I recently made a status update on my Facebook wall which mocked Christianity. As sometimes happened, it soon gathered together a small chorus of people who feel nothing mean should be said about religion. “Why, live and let live, Michael!”, they will say. Of course, then we get faith healing laws in the U.S. and imprisonment of gays in Christian Uganda. For that sort of reason (and more), I think it’s perfectly reasonable to mock religion; it is a hell of a force for evil in the world. (In democratic nations where the populace has been able to rid itself of most of the religious nutbags – our mainstream – life is far, far better on the whole.) I would love to see religion go away.
But out of that status update came a common cowardly Christian. Instead of diving into the discussion, he went to his own wall and made a passive-aggressive response. (In terms of my own status, it was probably for the best. My wall actually fostered (and is still doing so) a pretty good discussion amongst a number of intelligent individuals.) First let me show the comment that spurred the passive-aggressiveness. This was made by a friend of mine:
1.) Respect for beliefs and respect for the people who hold them are often confused with each other. Demanding that we respect each other’s beliefs is silly. I respect my room mate. However, I don’t respect his belief that it’s ok to leave the bread bag open. Similarly, I respect my girlfriend. But I don’t respect her belief in God. To ask someone to respect a belief with which they disagree is essentially asking them to agree with it. The very reason people disagree with something is because they don’t respect it.
2.) Religious beliefs often bring with them the encroachment of others’ rights. It’s the belief of many that gays shouldn’t be able to marry. And you think that deserves respect?
3.) Condoning such wide-scale subscription to superstition is a huge impediment to progress.
That was a response to a variety of points, but the part which caught the attention of the cowardly Christian was number 1. Here is his passive-aggressive status update:
Evidently I’m supposed to tolerate your beliefs but mine are to be mocked.
Rather than explain the rather simple distinctions between toleration, acceptance, and respect of beliefs, I decided to point out that he was being passive-aggressive. If he wants to respond to what he sees on my wall, he should grow a pair and make a post in the proper, adult location. (It’s like all those Christian blogs that make response posts but refuse to link back to the original posts because they come from atheist blogs.) This then turned to another Christian saying I was passive-aggressive. It was a stupid reflection of my rhetoric and it had no basis; people may think what they wish about me, but imagining that I’m passive-aggressive is just silly. I quickly dispelled the notion:
[Name of Second Christian], I think you are a genuinely stupid person who cannot understand the majority of arguments you hear. I think your anti-science bend comes from your quack of a mother, and I sometimes pity your ignorance.

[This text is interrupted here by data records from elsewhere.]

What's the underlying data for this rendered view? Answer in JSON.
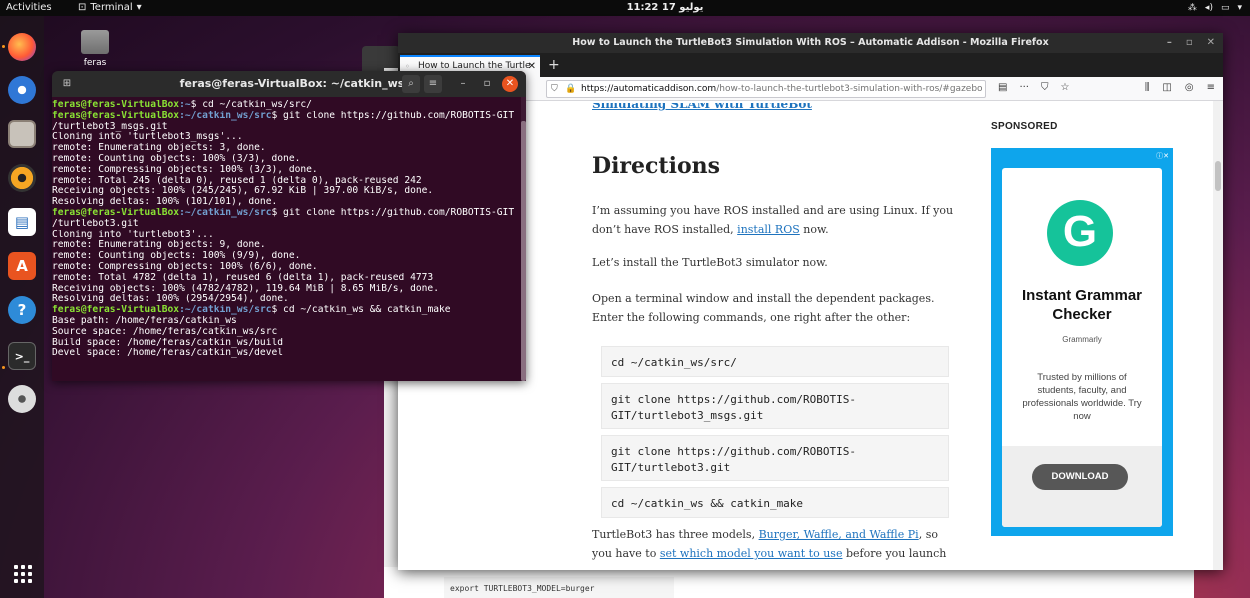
{
  "topbar": {
    "activities": "Activities",
    "app_menu": "Terminal",
    "clock": "يوليو 17  11:22"
  },
  "desktop": {
    "home_label": "feras"
  },
  "terminal": {
    "title": "feras@feras-VirtualBox: ~/catkin_ws",
    "lines": [
      {
        "user": "feras@feras-VirtualBox",
        "path": ":~",
        "cmd": "$ cd ~/catkin_ws/src/"
      },
      {
        "user": "feras@feras-VirtualBox",
        "path": ":~/catkin_ws/src",
        "cmd": "$ git clone https://github.com/ROBOTIS-GIT"
      },
      {
        "text": "/turtlebot3_msgs.git"
      },
      {
        "text": "Cloning into 'turtlebot3_msgs'..."
      },
      {
        "text": "remote: Enumerating objects: 3, done."
      },
      {
        "text": "remote: Counting objects: 100% (3/3), done."
      },
      {
        "text": "remote: Compressing objects: 100% (3/3), done."
      },
      {
        "text": "remote: Total 245 (delta 0), reused 1 (delta 0), pack-reused 242"
      },
      {
        "text": "Receiving objects: 100% (245/245), 67.92 KiB | 397.00 KiB/s, done."
      },
      {
        "text": "Resolving deltas: 100% (101/101), done."
      },
      {
        "user": "feras@feras-VirtualBox",
        "path": ":~/catkin_ws/src",
        "cmd": "$ git clone https://github.com/ROBOTIS-GIT"
      },
      {
        "text": "/turtlebot3.git"
      },
      {
        "text": "Cloning into 'turtlebot3'..."
      },
      {
        "text": "remote: Enumerating objects: 9, done."
      },
      {
        "text": "remote: Counting objects: 100% (9/9), done."
      },
      {
        "text": "remote: Compressing objects: 100% (6/6), done."
      },
      {
        "text": "remote: Total 4782 (delta 1), reused 6 (delta 1), pack-reused 4773"
      },
      {
        "text": "Receiving objects: 100% (4782/4782), 119.64 MiB | 8.65 MiB/s, done."
      },
      {
        "text": "Resolving deltas: 100% (2954/2954), done."
      },
      {
        "user": "feras@feras-VirtualBox",
        "path": ":~/catkin_ws/src",
        "cmd": "$ cd ~/catkin_ws && catkin_make"
      },
      {
        "text": "Base path: /home/feras/catkin_ws"
      },
      {
        "text": "Source space: /home/feras/catkin_ws/src"
      },
      {
        "text": "Build space: /home/feras/catkin_ws/build"
      },
      {
        "text": "Devel space: /home/feras/catkin_ws/devel"
      }
    ]
  },
  "firefox": {
    "window_title": "How to Launch the TurtleBot3 Simulation With ROS – Automatic Addison - Mozilla Firefox",
    "tab_title": "How to Launch the Turtle",
    "url_domain": "https://automaticaddison.com",
    "url_path": "/how-to-launch-the-turtlebot3-simulation-with-ros/#gazebo"
  },
  "article": {
    "top_link": "Simulating SLAM with TurtleBot",
    "heading": "Directions",
    "p1_before": "I’m assuming you have ROS installed and are using Linux. If you don’t have ROS installed, ",
    "p1_link": "install ROS",
    "p1_after": " now.",
    "p2": "Let’s install the TurtleBot3 simulator now.",
    "p3": "Open a terminal window and install the dependent packages. Enter the following commands, one right after the other:",
    "code1": "cd ~/catkin_ws/src/",
    "code2": "git clone https://github.com/ROBOTIS-\nGIT/turtlebot3_msgs.git",
    "code3": "git clone https://github.com/ROBOTIS-\nGIT/turtlebot3.git",
    "code4": "cd ~/catkin_ws && catkin_make",
    "p4_before": "TurtleBot3 has three models, ",
    "p4_link": "Burger, Waffle, and Waffle Pi",
    "p4_mid": ", so you have to ",
    "p4_link2": "set which model you want to use",
    "p4_after": " before you launch",
    "behind_code": "export TURTLEBOT3_MODEL=burger"
  },
  "sidebar": {
    "sponsored": "SPONSORED",
    "ad": {
      "headline": "Instant Grammar Checker",
      "brand": "Grammarly",
      "description": "Trusted by millions of students, faculty, and professionals worldwide. Try now",
      "button": "DOWNLOAD"
    }
  },
  "colors": {
    "terminal_bg": "#300a24",
    "prompt_user": "#8ae234",
    "prompt_path": "#729fcf",
    "link": "#1e73be",
    "ad_bg": "#0ea5ec",
    "grammarly_green": "#15c39a"
  }
}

(That person is a creationist and his mother is an alternative ‘medicine’ practitioner.)
Well, you can imagine how that went over. “Why, you, sir, have insulted a person’s mother! That’s just awful!” It’s a silly complaint, really. I insulted her ‘profession’ and used her as a proxy to do so. Since the attack portion of my comment is hardly that specific to her, it’s just people having a knee-jerk reaction. It’s like getting upset over “Yo momma” jokes, except the momma in this case really is a quack.
But I’m used to whines about tone. People who can’t argue their points bring it up as if it’s legitimate. Sometimes it’s because of thin-skin. Most of the time it’s a way to demand respect. If it is off-limits to be disrespectful towards something, whether it be religion or quackery, then it will quickly appear as if that something is worthy of an academic or intellectual discussion. And so whines about tone are aplenty. Of course, that gets boring pretty quickly. Just about the only thing that can make those whines worth reading is when they come with a splash of irony. That happened about 50 comments into the status update with this gem:
Ok ‘michael hawkins’, you dont have to believe anything you dont want to, and im not trying to convince you because frankly, from the things you have said in this entire blog, you should burn in hell because its EXTREMELY disrespectful how you are talking to us.
I imagine if this person recounted the Facebook comments to a friend of hers, it would go something like this. (Let’s call her Suzy.):
Suzy: So yeah, this guy called a person’s mother a quack.
Suzy’s Friend: Whoa! Someone’s mom?
Suzy: Yeah, I couldn’t believe it!
Suzy’s Friend: So what did you say?
Suzy: Oh, I told him to go to hell…out of respect, of course.
Suzy’s Friend: Of course.
(I realize that by not naming names, it may seem as though I am ironically being passive-aggressive. If these comments came from a public page, I would post names. Given that I know this person’s Facebook page is only visible to his friends, it would be wrong for me to say who said what. But worry not, each party involved will get the message.)